Houdiny posted a topic in General Mod Development Help and SupportHey! Beginner question here, I recently made my first custom part for ksp, an engine. While making the .cfg I noticed a field called "ratio" in the propellant section. Only answer I've found on google is from the documentation wiki which says it notes how much of a resource is used in 1s. Although, all engine .cfgs I've seen use 0.9 for the fuel and 1.1 for the oxidizer. So, what does that line do and how is it correlated to the overall workings of the part?

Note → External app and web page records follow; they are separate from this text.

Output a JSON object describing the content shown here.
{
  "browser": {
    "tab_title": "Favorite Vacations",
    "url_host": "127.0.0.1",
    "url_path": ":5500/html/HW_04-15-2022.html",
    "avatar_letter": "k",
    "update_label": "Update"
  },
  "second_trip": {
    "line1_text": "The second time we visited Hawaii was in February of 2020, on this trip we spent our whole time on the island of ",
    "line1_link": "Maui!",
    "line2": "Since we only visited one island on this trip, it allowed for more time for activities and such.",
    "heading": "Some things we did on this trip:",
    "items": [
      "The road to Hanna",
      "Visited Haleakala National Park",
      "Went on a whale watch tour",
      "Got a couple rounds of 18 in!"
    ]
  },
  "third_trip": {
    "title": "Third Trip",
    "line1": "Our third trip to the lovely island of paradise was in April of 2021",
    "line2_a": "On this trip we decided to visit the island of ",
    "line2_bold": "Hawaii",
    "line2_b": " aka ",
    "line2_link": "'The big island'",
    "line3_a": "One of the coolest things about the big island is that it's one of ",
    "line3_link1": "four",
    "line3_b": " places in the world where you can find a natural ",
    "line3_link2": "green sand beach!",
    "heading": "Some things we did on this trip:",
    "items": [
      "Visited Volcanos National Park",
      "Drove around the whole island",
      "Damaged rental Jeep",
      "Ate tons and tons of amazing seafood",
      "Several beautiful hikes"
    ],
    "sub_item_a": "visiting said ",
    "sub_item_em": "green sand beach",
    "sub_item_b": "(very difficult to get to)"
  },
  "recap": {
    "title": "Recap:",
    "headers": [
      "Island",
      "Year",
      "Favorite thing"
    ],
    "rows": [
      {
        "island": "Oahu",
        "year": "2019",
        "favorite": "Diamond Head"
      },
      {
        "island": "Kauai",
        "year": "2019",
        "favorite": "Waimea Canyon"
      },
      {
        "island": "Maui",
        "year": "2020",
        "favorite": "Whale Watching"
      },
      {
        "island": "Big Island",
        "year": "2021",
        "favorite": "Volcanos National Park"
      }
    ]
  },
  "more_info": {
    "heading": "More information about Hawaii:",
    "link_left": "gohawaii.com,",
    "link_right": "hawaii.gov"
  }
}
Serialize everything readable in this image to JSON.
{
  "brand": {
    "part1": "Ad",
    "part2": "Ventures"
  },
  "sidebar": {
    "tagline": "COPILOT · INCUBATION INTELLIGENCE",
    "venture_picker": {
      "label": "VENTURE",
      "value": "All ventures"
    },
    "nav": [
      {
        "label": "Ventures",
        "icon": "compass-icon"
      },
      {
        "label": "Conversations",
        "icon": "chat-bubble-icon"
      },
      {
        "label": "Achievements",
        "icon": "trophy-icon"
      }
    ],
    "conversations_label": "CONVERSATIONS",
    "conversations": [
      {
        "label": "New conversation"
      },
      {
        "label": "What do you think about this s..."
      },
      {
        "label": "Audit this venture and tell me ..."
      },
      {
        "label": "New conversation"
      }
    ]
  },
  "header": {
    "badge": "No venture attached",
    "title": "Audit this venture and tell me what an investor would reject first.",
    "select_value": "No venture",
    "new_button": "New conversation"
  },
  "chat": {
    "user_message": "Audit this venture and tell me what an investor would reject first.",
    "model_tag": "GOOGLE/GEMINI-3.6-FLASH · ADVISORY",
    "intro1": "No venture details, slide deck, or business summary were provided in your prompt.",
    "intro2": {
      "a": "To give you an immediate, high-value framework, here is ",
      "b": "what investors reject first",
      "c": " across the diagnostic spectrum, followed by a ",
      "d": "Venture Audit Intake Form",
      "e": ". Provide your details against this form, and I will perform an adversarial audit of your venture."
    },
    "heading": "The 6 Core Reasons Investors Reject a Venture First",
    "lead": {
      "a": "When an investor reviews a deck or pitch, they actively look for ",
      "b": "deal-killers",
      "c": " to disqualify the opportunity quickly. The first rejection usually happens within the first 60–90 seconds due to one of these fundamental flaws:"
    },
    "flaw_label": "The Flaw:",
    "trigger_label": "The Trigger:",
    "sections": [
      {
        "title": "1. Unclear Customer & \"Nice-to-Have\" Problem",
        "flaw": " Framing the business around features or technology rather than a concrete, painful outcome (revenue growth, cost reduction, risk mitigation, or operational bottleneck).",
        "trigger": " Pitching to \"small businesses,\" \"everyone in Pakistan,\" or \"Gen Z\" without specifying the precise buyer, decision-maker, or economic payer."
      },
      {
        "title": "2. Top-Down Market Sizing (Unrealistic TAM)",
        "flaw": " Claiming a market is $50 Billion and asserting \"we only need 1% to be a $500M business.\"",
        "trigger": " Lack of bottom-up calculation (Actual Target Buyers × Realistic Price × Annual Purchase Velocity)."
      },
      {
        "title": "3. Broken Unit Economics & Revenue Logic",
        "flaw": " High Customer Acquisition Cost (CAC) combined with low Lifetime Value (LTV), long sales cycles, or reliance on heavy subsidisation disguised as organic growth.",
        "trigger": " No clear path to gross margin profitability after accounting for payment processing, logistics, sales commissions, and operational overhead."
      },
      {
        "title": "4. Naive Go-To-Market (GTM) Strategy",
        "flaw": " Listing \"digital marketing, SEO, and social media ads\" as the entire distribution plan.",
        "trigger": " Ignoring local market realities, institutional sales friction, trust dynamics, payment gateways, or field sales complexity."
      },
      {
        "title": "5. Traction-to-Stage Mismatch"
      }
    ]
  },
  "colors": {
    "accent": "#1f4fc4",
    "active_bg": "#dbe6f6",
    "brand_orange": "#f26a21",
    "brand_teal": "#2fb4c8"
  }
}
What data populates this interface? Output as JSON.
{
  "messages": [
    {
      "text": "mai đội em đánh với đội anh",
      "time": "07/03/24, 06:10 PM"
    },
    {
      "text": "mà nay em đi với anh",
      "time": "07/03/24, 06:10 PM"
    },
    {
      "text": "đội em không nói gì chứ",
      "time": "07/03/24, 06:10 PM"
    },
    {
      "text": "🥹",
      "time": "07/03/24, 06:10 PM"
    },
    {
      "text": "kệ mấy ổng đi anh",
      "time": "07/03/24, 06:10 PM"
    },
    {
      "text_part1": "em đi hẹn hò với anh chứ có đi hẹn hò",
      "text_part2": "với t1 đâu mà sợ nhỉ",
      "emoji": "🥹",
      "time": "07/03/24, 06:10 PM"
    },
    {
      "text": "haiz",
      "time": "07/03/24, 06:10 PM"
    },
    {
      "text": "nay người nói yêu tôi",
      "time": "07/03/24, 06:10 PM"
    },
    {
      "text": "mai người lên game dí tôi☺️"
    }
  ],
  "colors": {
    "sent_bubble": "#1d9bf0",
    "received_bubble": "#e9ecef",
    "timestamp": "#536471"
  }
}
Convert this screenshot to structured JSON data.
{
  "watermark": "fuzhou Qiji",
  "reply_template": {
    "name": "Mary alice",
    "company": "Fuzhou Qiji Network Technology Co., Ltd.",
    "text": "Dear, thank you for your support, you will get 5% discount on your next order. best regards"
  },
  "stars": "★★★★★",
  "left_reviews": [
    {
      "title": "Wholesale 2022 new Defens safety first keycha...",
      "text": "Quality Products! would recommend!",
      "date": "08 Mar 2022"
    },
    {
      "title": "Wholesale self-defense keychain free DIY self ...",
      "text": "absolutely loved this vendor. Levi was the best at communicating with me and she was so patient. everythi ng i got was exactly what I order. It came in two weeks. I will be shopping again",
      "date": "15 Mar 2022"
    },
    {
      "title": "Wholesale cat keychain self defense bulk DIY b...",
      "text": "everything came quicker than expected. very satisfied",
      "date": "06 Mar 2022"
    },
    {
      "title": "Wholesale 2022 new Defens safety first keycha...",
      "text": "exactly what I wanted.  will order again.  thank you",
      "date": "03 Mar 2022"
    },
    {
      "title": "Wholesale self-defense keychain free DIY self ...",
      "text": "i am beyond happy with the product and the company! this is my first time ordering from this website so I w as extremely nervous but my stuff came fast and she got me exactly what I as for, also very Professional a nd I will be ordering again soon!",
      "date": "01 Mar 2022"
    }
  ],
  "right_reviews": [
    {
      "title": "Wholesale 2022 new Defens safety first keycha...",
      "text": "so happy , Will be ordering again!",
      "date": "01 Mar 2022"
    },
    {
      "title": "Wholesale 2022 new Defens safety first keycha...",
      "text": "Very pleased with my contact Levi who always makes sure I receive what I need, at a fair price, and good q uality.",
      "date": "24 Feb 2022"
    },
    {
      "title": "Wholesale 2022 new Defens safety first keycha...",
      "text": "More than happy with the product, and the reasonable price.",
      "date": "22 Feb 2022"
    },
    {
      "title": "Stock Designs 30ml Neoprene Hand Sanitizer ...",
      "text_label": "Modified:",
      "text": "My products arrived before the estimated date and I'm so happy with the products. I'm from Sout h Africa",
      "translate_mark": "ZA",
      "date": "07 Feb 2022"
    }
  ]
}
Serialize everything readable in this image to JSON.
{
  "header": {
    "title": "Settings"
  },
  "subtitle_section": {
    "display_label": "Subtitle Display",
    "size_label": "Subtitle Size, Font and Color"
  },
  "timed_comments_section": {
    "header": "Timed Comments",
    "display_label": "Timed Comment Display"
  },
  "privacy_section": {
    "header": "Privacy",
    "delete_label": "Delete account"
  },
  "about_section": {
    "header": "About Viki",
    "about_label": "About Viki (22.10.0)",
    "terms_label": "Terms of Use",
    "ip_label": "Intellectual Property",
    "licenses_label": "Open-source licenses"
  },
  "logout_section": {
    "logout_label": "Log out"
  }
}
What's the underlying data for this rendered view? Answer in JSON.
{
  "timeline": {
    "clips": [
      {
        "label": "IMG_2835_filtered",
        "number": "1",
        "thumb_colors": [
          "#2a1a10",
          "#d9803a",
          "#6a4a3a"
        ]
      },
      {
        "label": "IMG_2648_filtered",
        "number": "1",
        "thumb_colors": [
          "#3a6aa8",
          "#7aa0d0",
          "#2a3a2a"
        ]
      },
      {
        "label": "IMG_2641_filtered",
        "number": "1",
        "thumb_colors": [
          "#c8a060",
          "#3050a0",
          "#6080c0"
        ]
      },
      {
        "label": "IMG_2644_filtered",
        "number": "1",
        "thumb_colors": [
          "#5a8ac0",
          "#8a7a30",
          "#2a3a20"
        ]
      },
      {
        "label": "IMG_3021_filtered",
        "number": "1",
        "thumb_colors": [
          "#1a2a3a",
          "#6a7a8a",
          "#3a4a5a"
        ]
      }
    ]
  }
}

In flight, you can open up a nice aero forces display by opening the ALT F12 debug menu, going to the physics tab, then the aerodynamics sub-tab, then checking the "display aero data gui" checkbox. I've noticed however, that the lift:drag ratio numbers seem very poor compared with real-life airplanes. The best I can get is 8 or 9 to one, at 2 degrees AoA, at low speed and altitude. At 0.82 mach and 10km, similar to how commercial airliners fly, best seems to be 2.8 AoA and maybe 5 to one lift / drag ratio. Real commercial airliners are pushing 20:1 at such a point, in fact i'd bet the newest of them, the 787, is over 20 at an "economy cruise" setting. Supersonic , things get worse. At 1.3 Mach, I try climbing higher to use thinner air to compensate for the extra drag. Best results seem to occur at 3.5 AoA and altitudes of 14km or more, I might get close to 4:1. Concorde did 7.5 to 1 at mach 2 and 60,000ft. As we get deeper into the supersonic regime, numbers ebb steadily lower. Above 20km I'll start my final climb to orbit at something like Mach 4 and shutdown engines (needing only to circularise) at Mach 6.6. During this period optimal AoA seems to shift from 4 degrees to 8 or so. At best, I might see L/D display of 2.8, whilst pitching up to high alpha because my craft is overheating can pull it down to 1.6. Reading a little further on wiki, it appears max lift:drag does taper off with increasing mach no matter how high the altitude and thin the air, especially for conventional supersonic/transonic swept designs. However waveriders that rely on compression lift can do better, with designs like the Hypersoar project making 10:1 at mach 6. I guess this is all to compensate for the overpowered nature of jet engines themselves, compared with real life. I still find it a bit weird however, that if my L/D is so poor, why my spaceplanes are so reluctant to actually land. I've long since given up targeting the runway and am quite happy to settle for anywhere on the KSP peninsula or in the shallow seas nearby, usually after flying back and forth across it several times. I guess as we head below 100 m/s our L/D is getting up that of a Cessna light aircraft and we're usually coming in a tad "hot" , also the drag from landing gear, flaps, and jet intakes (with engines off!) is less than it should be .